I think the problem is with the way we usually solve the problem. The students follow a procedure to get an answer (like the tree solution shown in the article) but nothing is learned about the structure of the problem. Whatever the answer is, we move on to the next problem. Let $D$ be the event 'has disease' and D's complement be $D^c.$ And "+" represents "the test gives a positive response." Then we can write Bayes' Rule as
$$\frac{P(D|+)}{P(D^c|+)}=\frac{P(+|D)}{P(+|D^c)} \frac{P(D)}{P(D^c)} $$

$$\frac{P(D|+)}{1-P(D|+)}= \frac{\text{Sensitivity}}{\text{False Positive}}\frac{P(D)}{1-P(D)} $$

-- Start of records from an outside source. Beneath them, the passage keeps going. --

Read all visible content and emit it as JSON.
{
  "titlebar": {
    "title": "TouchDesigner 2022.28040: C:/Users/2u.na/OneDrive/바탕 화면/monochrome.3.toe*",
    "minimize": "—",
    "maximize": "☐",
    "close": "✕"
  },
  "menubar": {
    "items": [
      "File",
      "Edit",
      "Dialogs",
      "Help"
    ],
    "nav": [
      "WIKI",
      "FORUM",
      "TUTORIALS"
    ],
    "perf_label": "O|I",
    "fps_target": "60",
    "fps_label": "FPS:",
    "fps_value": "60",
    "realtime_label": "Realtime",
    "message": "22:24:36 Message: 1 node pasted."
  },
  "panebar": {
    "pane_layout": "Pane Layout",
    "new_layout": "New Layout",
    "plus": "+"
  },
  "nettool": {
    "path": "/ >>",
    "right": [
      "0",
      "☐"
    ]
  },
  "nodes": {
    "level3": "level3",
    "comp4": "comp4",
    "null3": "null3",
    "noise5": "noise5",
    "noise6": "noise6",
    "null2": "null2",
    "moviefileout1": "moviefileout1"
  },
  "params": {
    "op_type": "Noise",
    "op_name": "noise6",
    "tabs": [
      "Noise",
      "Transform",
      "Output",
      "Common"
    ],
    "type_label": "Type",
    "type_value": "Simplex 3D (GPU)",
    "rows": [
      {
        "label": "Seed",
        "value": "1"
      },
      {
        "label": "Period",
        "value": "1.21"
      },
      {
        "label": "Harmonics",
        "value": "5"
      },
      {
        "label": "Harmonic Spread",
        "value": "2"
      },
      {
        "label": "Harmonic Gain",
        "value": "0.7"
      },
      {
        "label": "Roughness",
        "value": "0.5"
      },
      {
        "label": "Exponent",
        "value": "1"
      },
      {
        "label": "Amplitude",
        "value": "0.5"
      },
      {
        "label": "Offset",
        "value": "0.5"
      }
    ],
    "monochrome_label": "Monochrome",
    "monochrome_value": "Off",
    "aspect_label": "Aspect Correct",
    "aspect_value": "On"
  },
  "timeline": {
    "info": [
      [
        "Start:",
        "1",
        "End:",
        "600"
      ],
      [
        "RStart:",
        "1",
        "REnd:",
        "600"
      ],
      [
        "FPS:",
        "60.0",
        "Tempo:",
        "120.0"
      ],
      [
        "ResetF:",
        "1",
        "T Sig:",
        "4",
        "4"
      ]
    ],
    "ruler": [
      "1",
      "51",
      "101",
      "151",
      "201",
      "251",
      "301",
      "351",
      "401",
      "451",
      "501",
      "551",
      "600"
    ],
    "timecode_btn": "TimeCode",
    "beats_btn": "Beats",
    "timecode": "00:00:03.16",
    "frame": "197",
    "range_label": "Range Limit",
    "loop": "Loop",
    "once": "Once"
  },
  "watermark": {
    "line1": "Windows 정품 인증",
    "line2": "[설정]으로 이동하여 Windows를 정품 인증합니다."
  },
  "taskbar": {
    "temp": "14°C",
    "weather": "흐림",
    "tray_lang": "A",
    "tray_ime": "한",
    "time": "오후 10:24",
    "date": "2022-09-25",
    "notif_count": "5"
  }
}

From left to right, this is: the posterior odds equals the Likelihood ratio times the prior odds ratio. The term $P(D)/[1-P(D)]$ is the prior odds of having the disease or 1/99 in this example. Note that these are "odds for an event," in this case having the disease. Gambling odds in Las Vegas terminology are "odds against." I think odds for an event are a little easier to understand since then odds and probability are monotonically related. The Likelihood ratio is not an odds ratio like the other two terms. That is, the first and third ratios are of the form $p/(1-p)$ and are just a different way of expressing probabilities. The middle term can be thought of as an amplification factor which turns the prior odds into posterior odds. If it is equal to $1$, a + result from the test provides us no additional information. We would hope for a large number for this ratio. In this example we have a ratio of 10. So this converts our prior odds of 1/99 to posterior odds of 10/99. To convert the posterior odds into probability, use: $\dfrac{\text{posterior odds}}{1+ \text{posterior odds}}$. So we get $P(D|+)=10/109.$ We see a positive test result raises the probability of disease from $0.01$ to $0.092$.

We clearly see that if the test had higher Sensitivity or a lower False Positive rate, the Likelihood ratio would increase and we would wind up with higher posterior odds.

The other quantity of interest is $P(D|-),$ namely the chance that you have the disease although you got a negative test result. (Remember: negative results are good and positive results are bad in health screening.)

$$\frac{P(D|-)}{1-P(D|-)}= \frac{1-\text{Sensitivity}}{1-\text{False Positive}}\frac{P(D)}{1-P(D)} $$

This starts out at $1/99$ as in the previous example and has a Likelihood ratio of $1/9.$ The posterior odds of $1/891$ converts into $P(D|-)=1/892.$ So you can relax if you get
a negative result. The test result has lowered your disease probability from $0.01$ to $1/892.$ Note that here we are starting with the same disease odds $P(D)/[1-P(D)]$ but since we are now looking at a "-" result, an informative test will reduce those odds which is what the $1/9$ ratio does. If you prefer Likelihood ratios that are greater than 1 for a good test, just reciprocate each factor.

I think this approach is desirable since it clearly separates the prior information from the information obtained from the test. And is shows Bayes Rule as a factor that modifies the prior odds depending on how good the test is.

While this may appear as a approach only a Bayesian statistician would use, it does not require a Bayesian statistical viewpoint.